Your thoughts are half formed – you have dreams of what you want. Jim has half-formed thoughts too. But yours are process/organization driven – what can we accomplish? And Jim, being an engineer (when you’re a hammer, everything looks like a nail) has technical thoughts – what can this thing do? You’re assuming that Jim, being the tech guy, can fill in your half formed thoughts. This is a bad assumption. See, Jim can build things, but Jim can’t read your mind, and can’t complete your thoughts.
And so when Jim does deliver the wrong thing, Jim will say, correctly, “You never told me you wanted that!” And you will say, “You never asked! You’re the engineer, it’s your job to ask these questions, you’re the tech person – how should we know?” And he’ll respond, “I can’t read your minds!” And you have the start of an acrimonious relationship. Jim will do his best to fix the first hole, and the second, but by the sixth or seventh scope creep, he feels like you’re taking advantage of him, and you’ve got big problems.
The moral of the story is that requirements gathering takes specific skills. Requirements gathering requires the skill of listening. Sometimes, you the client are saying 20 things, but a good business analyst hears 2-3 things. Good business analysts can also challenge requirements by asking – why? Why do you need to get emailed every time a person changes their address? So you can update it in your database? Well you don’t need that anymore since it’s one central database.
Business analysts and AMS companies have seen hundreds of these conversions, and have become very adept at knowing what requirements are real and what should be pushed back on. Jim just knows you. The net effect is you all are learning about the wheel together. The only thing is, if he leaves, Jim takes those lessons with him, but you – you’re stuck with them.

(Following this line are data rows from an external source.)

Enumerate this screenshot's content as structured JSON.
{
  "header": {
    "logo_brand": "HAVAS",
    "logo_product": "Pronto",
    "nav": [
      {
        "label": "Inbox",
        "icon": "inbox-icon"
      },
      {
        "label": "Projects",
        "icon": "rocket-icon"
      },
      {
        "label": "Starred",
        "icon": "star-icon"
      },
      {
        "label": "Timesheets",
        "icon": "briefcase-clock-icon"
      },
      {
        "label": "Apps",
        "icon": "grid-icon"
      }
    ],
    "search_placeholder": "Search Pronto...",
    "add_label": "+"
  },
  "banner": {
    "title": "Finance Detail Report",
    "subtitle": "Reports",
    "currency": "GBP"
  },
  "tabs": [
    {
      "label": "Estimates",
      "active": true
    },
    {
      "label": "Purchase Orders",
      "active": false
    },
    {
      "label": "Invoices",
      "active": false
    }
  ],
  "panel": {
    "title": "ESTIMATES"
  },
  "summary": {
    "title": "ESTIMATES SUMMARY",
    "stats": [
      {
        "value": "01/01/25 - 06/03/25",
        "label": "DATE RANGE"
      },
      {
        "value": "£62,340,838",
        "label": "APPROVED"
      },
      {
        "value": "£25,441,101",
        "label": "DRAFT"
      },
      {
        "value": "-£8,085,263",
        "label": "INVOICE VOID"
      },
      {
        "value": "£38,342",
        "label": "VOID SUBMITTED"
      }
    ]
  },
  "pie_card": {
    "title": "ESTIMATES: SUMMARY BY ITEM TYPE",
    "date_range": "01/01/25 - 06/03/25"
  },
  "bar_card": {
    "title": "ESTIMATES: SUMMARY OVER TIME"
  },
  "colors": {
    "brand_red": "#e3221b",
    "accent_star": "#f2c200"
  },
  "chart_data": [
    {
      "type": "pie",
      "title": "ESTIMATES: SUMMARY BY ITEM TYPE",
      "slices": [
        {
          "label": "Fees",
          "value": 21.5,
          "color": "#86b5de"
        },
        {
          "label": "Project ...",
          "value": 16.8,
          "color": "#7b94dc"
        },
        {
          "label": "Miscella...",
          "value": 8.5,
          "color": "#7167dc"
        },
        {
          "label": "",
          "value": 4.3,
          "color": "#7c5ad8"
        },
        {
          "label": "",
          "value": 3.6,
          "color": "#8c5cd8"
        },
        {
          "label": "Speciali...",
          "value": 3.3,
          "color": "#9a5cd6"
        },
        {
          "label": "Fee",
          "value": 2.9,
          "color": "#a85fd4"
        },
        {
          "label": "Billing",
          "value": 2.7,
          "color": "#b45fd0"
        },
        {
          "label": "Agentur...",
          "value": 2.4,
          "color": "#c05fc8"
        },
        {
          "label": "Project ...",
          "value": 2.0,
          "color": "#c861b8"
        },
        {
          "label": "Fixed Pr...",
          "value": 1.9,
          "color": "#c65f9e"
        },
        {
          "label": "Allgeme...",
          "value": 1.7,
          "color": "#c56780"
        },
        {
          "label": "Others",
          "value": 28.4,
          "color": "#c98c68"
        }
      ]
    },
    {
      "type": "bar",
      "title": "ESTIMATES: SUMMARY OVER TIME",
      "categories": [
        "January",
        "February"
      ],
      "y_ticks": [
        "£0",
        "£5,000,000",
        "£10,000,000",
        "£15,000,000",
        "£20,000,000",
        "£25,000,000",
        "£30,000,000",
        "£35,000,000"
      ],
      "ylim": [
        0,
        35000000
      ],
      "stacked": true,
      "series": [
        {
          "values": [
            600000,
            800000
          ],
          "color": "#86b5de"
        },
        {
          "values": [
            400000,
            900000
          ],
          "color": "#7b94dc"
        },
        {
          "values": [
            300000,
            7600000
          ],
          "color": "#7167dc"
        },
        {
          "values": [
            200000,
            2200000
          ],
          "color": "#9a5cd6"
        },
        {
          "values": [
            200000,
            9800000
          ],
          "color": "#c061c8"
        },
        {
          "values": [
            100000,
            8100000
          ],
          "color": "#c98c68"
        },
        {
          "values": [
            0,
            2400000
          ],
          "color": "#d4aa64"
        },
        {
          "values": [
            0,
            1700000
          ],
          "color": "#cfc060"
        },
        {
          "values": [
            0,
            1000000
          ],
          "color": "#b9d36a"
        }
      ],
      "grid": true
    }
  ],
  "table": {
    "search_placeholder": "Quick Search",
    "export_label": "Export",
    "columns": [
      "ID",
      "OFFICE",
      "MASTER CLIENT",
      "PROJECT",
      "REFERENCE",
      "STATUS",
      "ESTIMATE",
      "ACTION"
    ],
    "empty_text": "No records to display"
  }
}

Requirements gathering is an essential part of the process of implementing new technology. You’ve got to know what you really, truly need in a system, what has to happen in order for the solution to solve the problem, and have to have someone that can see this process all the way through. Avoid The Requirements Trap and make sure your implementation goes off without a hitch by heeding the advice in this cautionary tale.